Borrel – Dutch word to describe drinks and chatting, normally accompanied by snacks such as meatballs and bitterballen. It is gezellig!
GBV – an acronym of Gender Based Violence; “Gender-based violence
involves men and women, in which the female is usually the target, and is
derived from unequal power relationships between men and women.” It is often
used interchangeably with the term “Violence against women”.
Impact – contested definition but most people consider it a long-term result of a project (both positive and negative) such as higher income or greater employment opportunities.
It is often derived using outputs and outcomes but is much harder to
Impact measurement – the measurement of the impact of various projects.
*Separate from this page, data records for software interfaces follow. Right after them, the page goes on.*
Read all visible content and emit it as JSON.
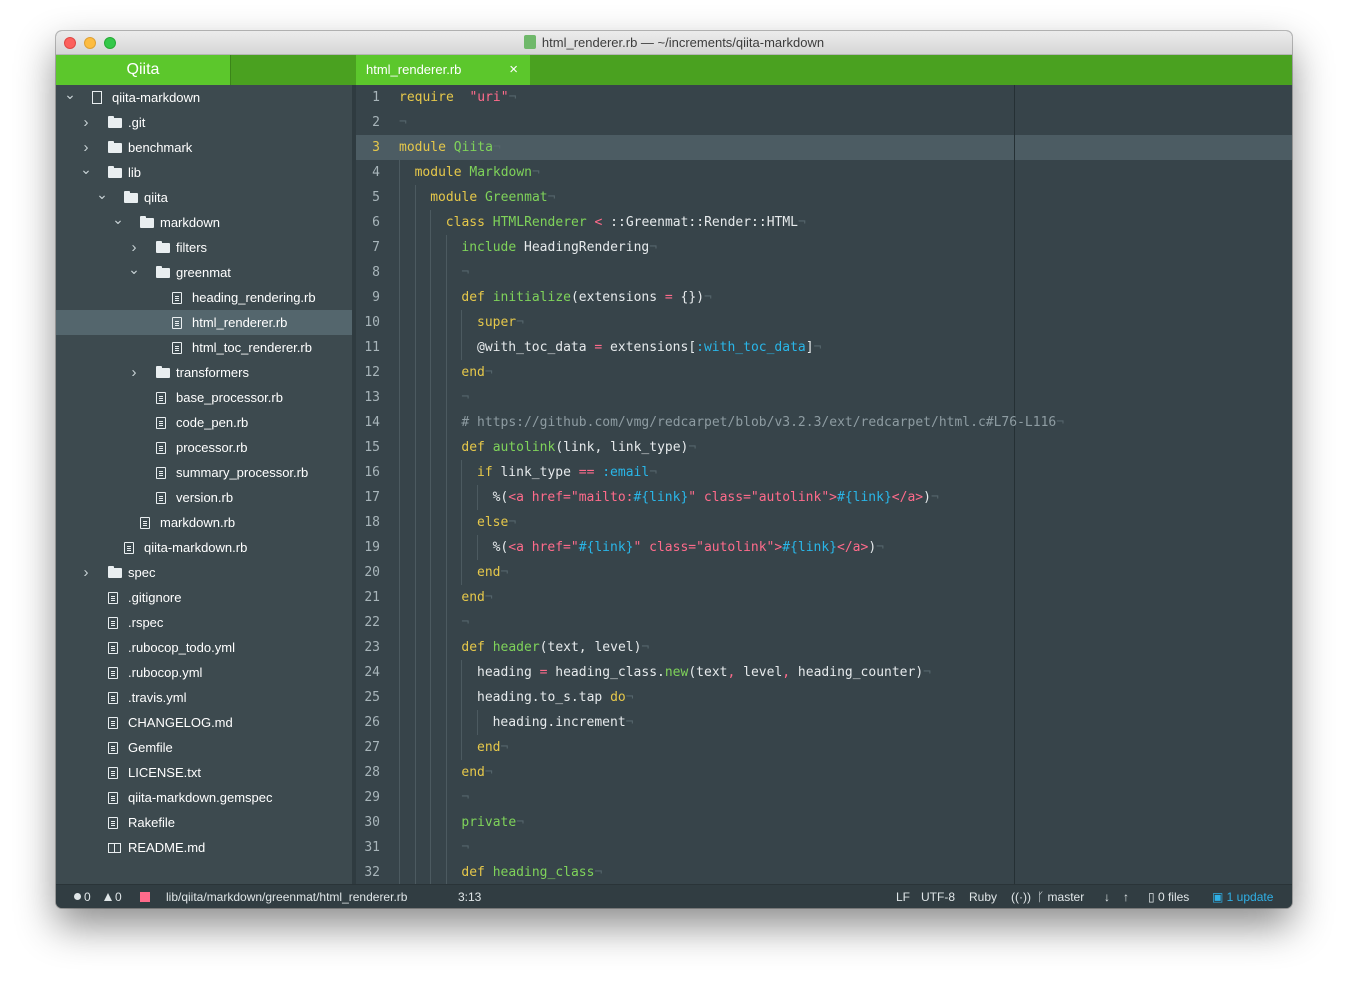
{
  "window": {
    "title": "html_renderer.rb — ~/increments/qiita-markdown"
  },
  "header": {
    "project_title": "Qiita",
    "active_tab": "html_renderer.rb",
    "tab_close": "×"
  },
  "sidebar": {
    "items": [
      {
        "label": "qiita-markdown",
        "type": "repo",
        "depth": 0,
        "chevron": "down"
      },
      {
        "label": ".git",
        "type": "folder",
        "depth": 1,
        "chevron": "right"
      },
      {
        "label": "benchmark",
        "type": "folder",
        "depth": 1,
        "chevron": "right"
      },
      {
        "label": "lib",
        "type": "folder",
        "depth": 1,
        "chevron": "down"
      },
      {
        "label": "qiita",
        "type": "folder",
        "depth": 2,
        "chevron": "down"
      },
      {
        "label": "markdown",
        "type": "folder",
        "depth": 3,
        "chevron": "down"
      },
      {
        "label": "filters",
        "type": "folder",
        "depth": 4,
        "chevron": "right"
      },
      {
        "label": "greenmat",
        "type": "folder",
        "depth": 4,
        "chevron": "down"
      },
      {
        "label": "heading_rendering.rb",
        "type": "file",
        "depth": 5,
        "chevron": ""
      },
      {
        "label": "html_renderer.rb",
        "type": "file",
        "depth": 5,
        "chevron": "",
        "selected": true
      },
      {
        "label": "html_toc_renderer.rb",
        "type": "file",
        "depth": 5,
        "chevron": ""
      },
      {
        "label": "transformers",
        "type": "folder",
        "depth": 4,
        "chevron": "right"
      },
      {
        "label": "base_processor.rb",
        "type": "file",
        "depth": 4,
        "chevron": ""
      },
      {
        "label": "code_pen.rb",
        "type": "file",
        "depth": 4,
        "chevron": ""
      },
      {
        "label": "processor.rb",
        "type": "file",
        "depth": 4,
        "chevron": ""
      },
      {
        "label": "summary_processor.rb",
        "type": "file",
        "depth": 4,
        "chevron": ""
      },
      {
        "label": "version.rb",
        "type": "file",
        "depth": 4,
        "chevron": ""
      },
      {
        "label": "markdown.rb",
        "type": "file",
        "depth": 3,
        "chevron": ""
      },
      {
        "label": "qiita-markdown.rb",
        "type": "file",
        "depth": 2,
        "chevron": ""
      },
      {
        "label": "spec",
        "type": "folder",
        "depth": 1,
        "chevron": "right"
      },
      {
        "label": ".gitignore",
        "type": "file",
        "depth": 1,
        "chevron": ""
      },
      {
        "label": ".rspec",
        "type": "file",
        "depth": 1,
        "chevron": ""
      },
      {
        "label": ".rubocop_todo.yml",
        "type": "file",
        "depth": 1,
        "chevron": ""
      },
      {
        "label": ".rubocop.yml",
        "type": "file",
        "depth": 1,
        "chevron": ""
      },
      {
        "label": ".travis.yml",
        "type": "file",
        "depth": 1,
        "chevron": ""
      },
      {
        "label": "CHANGELOG.md",
        "type": "file",
        "depth": 1,
        "chevron": ""
      },
      {
        "label": "Gemfile",
        "type": "file",
        "depth": 1,
        "chevron": ""
      },
      {
        "label": "LICENSE.txt",
        "type": "file",
        "depth": 1,
        "chevron": ""
      },
      {
        "label": "qiita-markdown.gemspec",
        "type": "file",
        "depth": 1,
        "chevron": ""
      },
      {
        "label": "Rakefile",
        "type": "file",
        "depth": 1,
        "chevron": ""
      },
      {
        "label": "README.md",
        "type": "book",
        "depth": 1,
        "chevron": ""
      }
    ]
  },
  "editor": {
    "cursor_line": 3,
    "lines": [
      {
        "n": "1",
        "indent": 0,
        "tokens": [
          [
            "kw",
            "require"
          ],
          [
            "",
            "  "
          ],
          [
            "str",
            "\"uri\""
          ]
        ]
      },
      {
        "n": "2",
        "indent": 0,
        "tokens": []
      },
      {
        "n": "3",
        "indent": 0,
        "tokens": [
          [
            "kw",
            "module"
          ],
          [
            "",
            " "
          ],
          [
            "cls",
            "Qiita"
          ]
        ]
      },
      {
        "n": "4",
        "indent": 1,
        "tokens": [
          [
            "kw",
            "module"
          ],
          [
            "",
            " "
          ],
          [
            "cls",
            "Markdown"
          ]
        ]
      },
      {
        "n": "5",
        "indent": 2,
        "tokens": [
          [
            "kw",
            "module"
          ],
          [
            "",
            " "
          ],
          [
            "cls",
            "Greenmat"
          ]
        ]
      },
      {
        "n": "6",
        "indent": 3,
        "tokens": [
          [
            "kw",
            "class"
          ],
          [
            "",
            " "
          ],
          [
            "cls",
            "HTMLRenderer"
          ],
          [
            "",
            " "
          ],
          [
            "op",
            "<"
          ],
          [
            "",
            " ::Greenmat::Render::HTML"
          ]
        ]
      },
      {
        "n": "7",
        "indent": 4,
        "tokens": [
          [
            "fn",
            "include"
          ],
          [
            "",
            " HeadingRendering"
          ]
        ]
      },
      {
        "n": "8",
        "indent": 4,
        "tokens": []
      },
      {
        "n": "9",
        "indent": 4,
        "tokens": [
          [
            "kw",
            "def"
          ],
          [
            "",
            " "
          ],
          [
            "fn",
            "initialize"
          ],
          [
            "",
            "(extensions "
          ],
          [
            "op",
            "="
          ],
          [
            "",
            " {})"
          ]
        ]
      },
      {
        "n": "10",
        "indent": 5,
        "tokens": [
          [
            "kw",
            "super"
          ]
        ]
      },
      {
        "n": "11",
        "indent": 5,
        "tokens": [
          [
            "",
            "@with_toc_data "
          ],
          [
            "op",
            "="
          ],
          [
            "",
            " extensions["
          ],
          [
            "sym",
            ":with_toc_data"
          ],
          [
            "",
            "]"
          ]
        ]
      },
      {
        "n": "12",
        "indent": 4,
        "tokens": [
          [
            "kw",
            "end"
          ]
        ]
      },
      {
        "n": "13",
        "indent": 4,
        "tokens": []
      },
      {
        "n": "14",
        "indent": 4,
        "tokens": [
          [
            "cmt",
            "# https://github.com/vmg/redcarpet/blob/v3.2.3/ext/redcarpet/html.c#L76-L116"
          ]
        ]
      },
      {
        "n": "15",
        "indent": 4,
        "tokens": [
          [
            "kw",
            "def"
          ],
          [
            "",
            " "
          ],
          [
            "fn",
            "autolink"
          ],
          [
            "",
            "(link, link_type)"
          ]
        ]
      },
      {
        "n": "16",
        "indent": 5,
        "tokens": [
          [
            "kw",
            "if"
          ],
          [
            "",
            " link_type "
          ],
          [
            "op",
            "=="
          ],
          [
            "",
            " "
          ],
          [
            "sym",
            ":email"
          ]
        ]
      },
      {
        "n": "17",
        "indent": 6,
        "tokens": [
          [
            "",
            "%("
          ],
          [
            "str",
            "<a href=\"mailto:"
          ],
          [
            "sym",
            "#{link}"
          ],
          [
            "str",
            "\" class=\"autolink\">"
          ],
          [
            "sym",
            "#{link}"
          ],
          [
            "str",
            "</a>"
          ],
          [
            "",
            ")"
          ]
        ]
      },
      {
        "n": "18",
        "indent": 5,
        "tokens": [
          [
            "kw",
            "else"
          ]
        ]
      },
      {
        "n": "19",
        "indent": 6,
        "tokens": [
          [
            "",
            "%("
          ],
          [
            "str",
            "<a href=\""
          ],
          [
            "sym",
            "#{link}"
          ],
          [
            "str",
            "\" class=\"autolink\">"
          ],
          [
            "sym",
            "#{link}"
          ],
          [
            "str",
            "</a>"
          ],
          [
            "",
            ")"
          ]
        ]
      },
      {
        "n": "20",
        "indent": 5,
        "tokens": [
          [
            "kw",
            "end"
          ]
        ]
      },
      {
        "n": "21",
        "indent": 4,
        "tokens": [
          [
            "kw",
            "end"
          ]
        ]
      },
      {
        "n": "22",
        "indent": 4,
        "tokens": []
      },
      {
        "n": "23",
        "indent": 4,
        "tokens": [
          [
            "kw",
            "def"
          ],
          [
            "",
            " "
          ],
          [
            "fn",
            "header"
          ],
          [
            "",
            "(text, level)"
          ]
        ]
      },
      {
        "n": "24",
        "indent": 5,
        "tokens": [
          [
            "",
            "heading "
          ],
          [
            "op",
            "="
          ],
          [
            "",
            " heading_class."
          ],
          [
            "fn",
            "new"
          ],
          [
            "",
            "(text"
          ],
          [
            "op",
            ","
          ],
          [
            "",
            " level"
          ],
          [
            "op",
            ","
          ],
          [
            "",
            " heading_counter)"
          ]
        ]
      },
      {
        "n": "25",
        "indent": 5,
        "tokens": [
          [
            "",
            "heading.to_s.tap "
          ],
          [
            "kw",
            "do"
          ]
        ]
      },
      {
        "n": "26",
        "indent": 6,
        "tokens": [
          [
            "",
            "heading.increment"
          ]
        ]
      },
      {
        "n": "27",
        "indent": 5,
        "tokens": [
          [
            "kw",
            "end"
          ]
        ]
      },
      {
        "n": "28",
        "indent": 4,
        "tokens": [
          [
            "kw",
            "end"
          ]
        ]
      },
      {
        "n": "29",
        "indent": 4,
        "tokens": []
      },
      {
        "n": "30",
        "indent": 4,
        "tokens": [
          [
            "fn",
            "private"
          ]
        ]
      },
      {
        "n": "31",
        "indent": 4,
        "tokens": []
      },
      {
        "n": "32",
        "indent": 4,
        "tokens": [
          [
            "kw",
            "def"
          ],
          [
            "",
            " "
          ],
          [
            "fn",
            "heading_class"
          ]
        ]
      }
    ]
  },
  "statusbar": {
    "errors": "0",
    "warnings": "0",
    "path": "lib/qiita/markdown/greenmat/html_renderer.rb",
    "cursor": "3:13",
    "line_ending": "LF",
    "encoding": "UTF-8",
    "grammar": "Ruby",
    "branch": "master",
    "files": "0 files",
    "update": "1 update"
  }
}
Not to be confused with MEAL (or MEL) – monitoring, evaluating and learning which is similar, but often more short term.
Mandatory level of failure
– for example this might be a rule that states that 20% of all projects have to be failures; the motivation behind this is to allow honesty and greater learning.
Methodology – the process of how the research is carried out, so for instance it could be surveys and then followed up with interviews, or it could be participatory action research.
Outcome – the result of an output, so for instance an increase in the number of children attending schools.
Output– a countable change eg the number of schools built.
Ownership – the idea that project leaders/beneficiaries/stakeholders need to be involved in all aspects of the project so they feel the results are applicable to them and they can use them, so it is not just an external requirement.
OxfamGB – the biggest Oxfam affiliate with a different method of carrying out impact measurement to Oxfam Novib, these are known as Effectiveness Reviews. Also known as OGB.
Quantitative – quantitative is concerned with data analysis, opposite to qualitative.
Stakeholders – everyone that is involved in a project so Oxfam, partner organizations, donors, beneficiaries etc.
“Written by Emily Boyce who is interning at Oxfam Novib’s impact measurement unit as a quantitative researcher. All the way from England to explore how Oxfam Novib does things and to study at the Institute of Social Studies, she does not shy away from a challenge. She founded a toilet twinning campaign when studying for her Bachelor’s degree at Warwick University and has now set her sights on new heights!”